→ TASK MATERIAL
····················

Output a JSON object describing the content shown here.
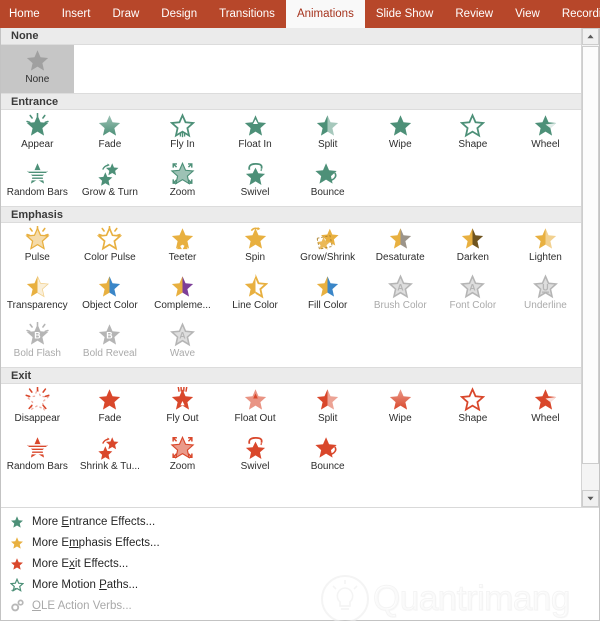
{
  "ribbon": {
    "tabs": [
      {
        "label": "Home",
        "active": false
      },
      {
        "label": "Insert",
        "active": false
      },
      {
        "label": "Draw",
        "active": false
      },
      {
        "label": "Design",
        "active": false
      },
      {
        "label": "Transitions",
        "active": false
      },
      {
        "label": "Animations",
        "active": true
      },
      {
        "label": "Slide Show",
        "active": false
      },
      {
        "label": "Review",
        "active": false
      },
      {
        "label": "View",
        "active": false
      },
      {
        "label": "Recording",
        "active": false
      }
    ],
    "active_tab": "Animations",
    "tab_bar_color": "#b7472a",
    "active_tab_color": "#f9f9f9",
    "active_tab_text_color": "#a5331d"
  },
  "gallery": {
    "colors": {
      "entrance": "#4d9078",
      "emphasis": "#e8b040",
      "exit": "#d9472b",
      "disabled": "#b5b5b5",
      "none": "#a0a0a0",
      "selected_background": "#c6c6c6",
      "section_header_background": "#ebebeb"
    },
    "sections": [
      {
        "name": "None",
        "header": "None",
        "color_key": "none",
        "rows": [
          [
            {
              "label": "None",
              "icon": "star-plain",
              "selected": true,
              "disabled": false
            },
            {
              "label": "",
              "icon": "",
              "empty": true
            },
            {
              "label": "",
              "icon": "",
              "empty": true
            },
            {
              "label": "",
              "icon": "",
              "empty": true
            },
            {
              "label": "",
              "icon": "",
              "empty": true
            },
            {
              "label": "",
              "icon": "",
              "empty": true
            },
            {
              "label": "",
              "icon": "",
              "empty": true
            },
            {
              "label": "",
              "icon": "",
              "empty": true
            }
          ]
        ]
      },
      {
        "name": "Entrance",
        "header": "Entrance",
        "color_key": "entrance",
        "rows": [
          [
            {
              "label": "Appear",
              "icon": "star-sparkle",
              "disabled": false
            },
            {
              "label": "Fade",
              "icon": "star-gradient",
              "disabled": false
            },
            {
              "label": "Fly In",
              "icon": "star-fly-up",
              "disabled": false
            },
            {
              "label": "Float In",
              "icon": "star-float-up",
              "disabled": false
            },
            {
              "label": "Split",
              "icon": "star-split",
              "disabled": false
            },
            {
              "label": "Wipe",
              "icon": "star-plain",
              "disabled": false
            },
            {
              "label": "Shape",
              "icon": "star-outline",
              "disabled": false
            },
            {
              "label": "Wheel",
              "icon": "star-wheel",
              "disabled": false
            }
          ],
          [
            {
              "label": "Random Bars",
              "icon": "star-bars",
              "disabled": false
            },
            {
              "label": "Grow & Turn",
              "icon": "star-grow-turn",
              "disabled": false
            },
            {
              "label": "Zoom",
              "icon": "star-zoom-in",
              "disabled": false
            },
            {
              "label": "Swivel",
              "icon": "star-swivel",
              "disabled": false
            },
            {
              "label": "Bounce",
              "icon": "star-bounce",
              "disabled": false
            },
            {
              "label": "",
              "icon": "",
              "empty": true
            },
            {
              "label": "",
              "icon": "",
              "empty": true
            },
            {
              "label": "",
              "icon": "",
              "empty": true
            }
          ]
        ]
      },
      {
        "name": "Emphasis",
        "header": "Emphasis",
        "color_key": "emphasis",
        "rows": [
          [
            {
              "label": "Pulse",
              "icon": "star-pulse",
              "disabled": false
            },
            {
              "label": "Color Pulse",
              "icon": "star-color-pulse",
              "disabled": false
            },
            {
              "label": "Teeter",
              "icon": "star-teeter",
              "disabled": false
            },
            {
              "label": "Spin",
              "icon": "star-spin",
              "disabled": false
            },
            {
              "label": "Grow/Shrink",
              "icon": "star-grow-shrink",
              "disabled": false
            },
            {
              "label": "Desaturate",
              "icon": "star-half-gray",
              "disabled": false
            },
            {
              "label": "Darken",
              "icon": "star-half-dark",
              "disabled": false
            },
            {
              "label": "Lighten",
              "icon": "star-half-light",
              "disabled": false
            }
          ],
          [
            {
              "label": "Transparency",
              "icon": "star-half-pale",
              "disabled": false
            },
            {
              "label": "Object Color",
              "icon": "star-half-blue",
              "disabled": false
            },
            {
              "label": "Compleme...",
              "icon": "star-half-purple",
              "disabled": false
            },
            {
              "label": "Line Color",
              "icon": "star-outline-half",
              "disabled": false
            },
            {
              "label": "Fill Color",
              "icon": "star-half-blue",
              "disabled": false
            },
            {
              "label": "Brush Color",
              "icon": "star-letter-a",
              "disabled": true
            },
            {
              "label": "Font Color",
              "icon": "star-letter-a",
              "disabled": true
            },
            {
              "label": "Underline",
              "icon": "star-letter-u",
              "disabled": true
            }
          ],
          [
            {
              "label": "Bold Flash",
              "icon": "star-letter-b-sparkle",
              "disabled": true
            },
            {
              "label": "Bold Reveal",
              "icon": "star-letter-b",
              "disabled": true
            },
            {
              "label": "Wave",
              "icon": "star-letter-a",
              "disabled": true
            },
            {
              "label": "",
              "icon": "",
              "empty": true
            },
            {
              "label": "",
              "icon": "",
              "empty": true
            },
            {
              "label": "",
              "icon": "",
              "empty": true
            },
            {
              "label": "",
              "icon": "",
              "empty": true
            },
            {
              "label": "",
              "icon": "",
              "empty": true
            }
          ]
        ]
      },
      {
        "name": "Exit",
        "header": "Exit",
        "color_key": "exit",
        "rows": [
          [
            {
              "label": "Disappear",
              "icon": "star-disappear",
              "disabled": false
            },
            {
              "label": "Fade",
              "icon": "star-plain",
              "disabled": false
            },
            {
              "label": "Fly Out",
              "icon": "star-fly-out",
              "disabled": false
            },
            {
              "label": "Float Out",
              "icon": "star-float-out",
              "disabled": false
            },
            {
              "label": "Split",
              "icon": "star-split",
              "disabled": false
            },
            {
              "label": "Wipe",
              "icon": "star-gradient",
              "disabled": false
            },
            {
              "label": "Shape",
              "icon": "star-outline",
              "disabled": false
            },
            {
              "label": "Wheel",
              "icon": "star-wheel",
              "disabled": false
            }
          ],
          [
            {
              "label": "Random Bars",
              "icon": "star-bars",
              "disabled": false
            },
            {
              "label": "Shrink & Tu...",
              "icon": "star-grow-turn",
              "disabled": false
            },
            {
              "label": "Zoom",
              "icon": "star-zoom-out",
              "disabled": false
            },
            {
              "label": "Swivel",
              "icon": "star-swivel",
              "disabled": false
            },
            {
              "label": "Bounce",
              "icon": "star-bounce",
              "disabled": false
            },
            {
              "label": "",
              "icon": "",
              "empty": true
            },
            {
              "label": "",
              "icon": "",
              "empty": true
            },
            {
              "label": "",
              "icon": "",
              "empty": true
            }
          ]
        ]
      }
    ]
  },
  "menu": {
    "items": [
      {
        "label": "More Entrance Effects...",
        "accel_index": 5,
        "icon": "star-green-icon",
        "color": "#4d9078",
        "disabled": false
      },
      {
        "label": "More Emphasis Effects...",
        "accel_index": 6,
        "icon": "star-yellow-icon",
        "color": "#e8b040",
        "disabled": false
      },
      {
        "label": "More Exit Effects...",
        "accel_index": 6,
        "icon": "star-red-icon",
        "color": "#d9472b",
        "disabled": false
      },
      {
        "label": "More Motion Paths...",
        "accel_index": 12,
        "icon": "star-path-icon",
        "color": "#4d9078",
        "disabled": false
      },
      {
        "label": "OLE Action Verbs...",
        "accel_index": 0,
        "icon": "gears-icon",
        "color": "#b0b0b0",
        "disabled": true
      }
    ]
  },
  "scrollbar": {
    "up_arrow": "chevron-up-icon",
    "down_arrow": "chevron-down-icon",
    "thumb_position_percent": 0
  },
  "watermark": {
    "text": "Quantrimang",
    "mark": "lightbulb-circle-icon"
  }
}
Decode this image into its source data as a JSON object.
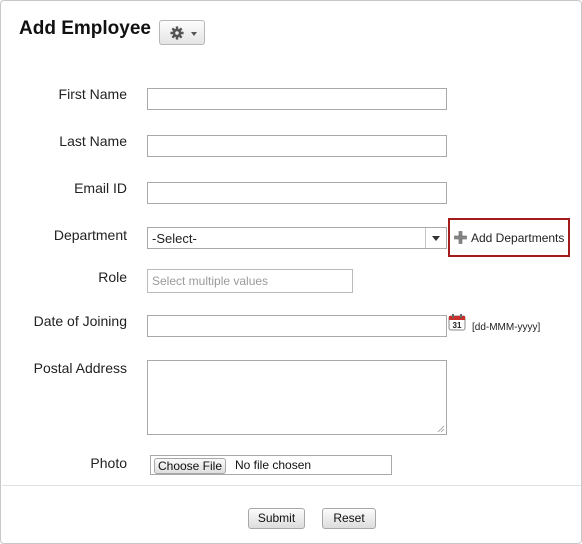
{
  "header": {
    "title": "Add Employee",
    "settings_icon": "gear-icon",
    "settings_dropdown_icon": "chevron-down-icon"
  },
  "form": {
    "first_name": {
      "label": "First Name",
      "value": ""
    },
    "last_name": {
      "label": "Last Name",
      "value": ""
    },
    "email": {
      "label": "Email ID",
      "value": ""
    },
    "department": {
      "label": "Department",
      "selected": "-Select-",
      "add_link": "Add Departments",
      "add_icon": "plus-icon"
    },
    "role": {
      "label": "Role",
      "placeholder": "Select multiple values",
      "value": ""
    },
    "date_of_joining": {
      "label": "Date of Joining",
      "value": "",
      "format_hint": "[dd-MMM-yyyy]",
      "calendar_icon": "calendar-icon",
      "calendar_day": "31"
    },
    "postal_address": {
      "label": "Postal Address",
      "value": ""
    },
    "photo": {
      "label": "Photo",
      "button": "Choose File",
      "status": "No file chosen"
    }
  },
  "actions": {
    "submit": "Submit",
    "reset": "Reset"
  },
  "colors": {
    "highlight_border": "#a21c1c",
    "calendar_red": "#c9302c"
  }
}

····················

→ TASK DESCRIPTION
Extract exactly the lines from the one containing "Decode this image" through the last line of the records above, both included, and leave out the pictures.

→ TASK SOLUTION
Decode this image into its source data as a JSON object.
{
  "header": {
    "title": "Add Employee",
    "settings_icon": "gear-icon",
    "settings_dropdown_icon": "chevron-down-icon"
  },
  "form": {
    "first_name": {
      "label": "First Name",
      "value": ""
    },
    "last_name": {
      "label": "Last Name",
      "value": ""
    },
    "email": {
      "label": "Email ID",
      "value": ""
    },
    "department": {
      "label": "Department",
      "selected": "-Select-",
      "add_link": "Add Departments",
      "add_icon": "plus-icon"
    },
    "role": {
      "label": "Role",
      "placeholder": "Select multiple values",
      "value": ""
    },
    "date_of_joining": {
      "label": "Date of Joining",
      "value": "",
      "format_hint": "[dd-MMM-yyyy]",
      "calendar_icon": "calendar-icon",
      "calendar_day": "31"
    },
    "postal_address": {
      "label": "Postal Address",
      "value": ""
    },
    "photo": {
      "label": "Photo",
      "button": "Choose File",
      "status": "No file chosen"
    }
  },
  "actions": {
    "submit": "Submit",
    "reset": "Reset"
  },
  "colors": {
    "highlight_border": "#a21c1c",
    "calendar_red": "#c9302c"
  }
}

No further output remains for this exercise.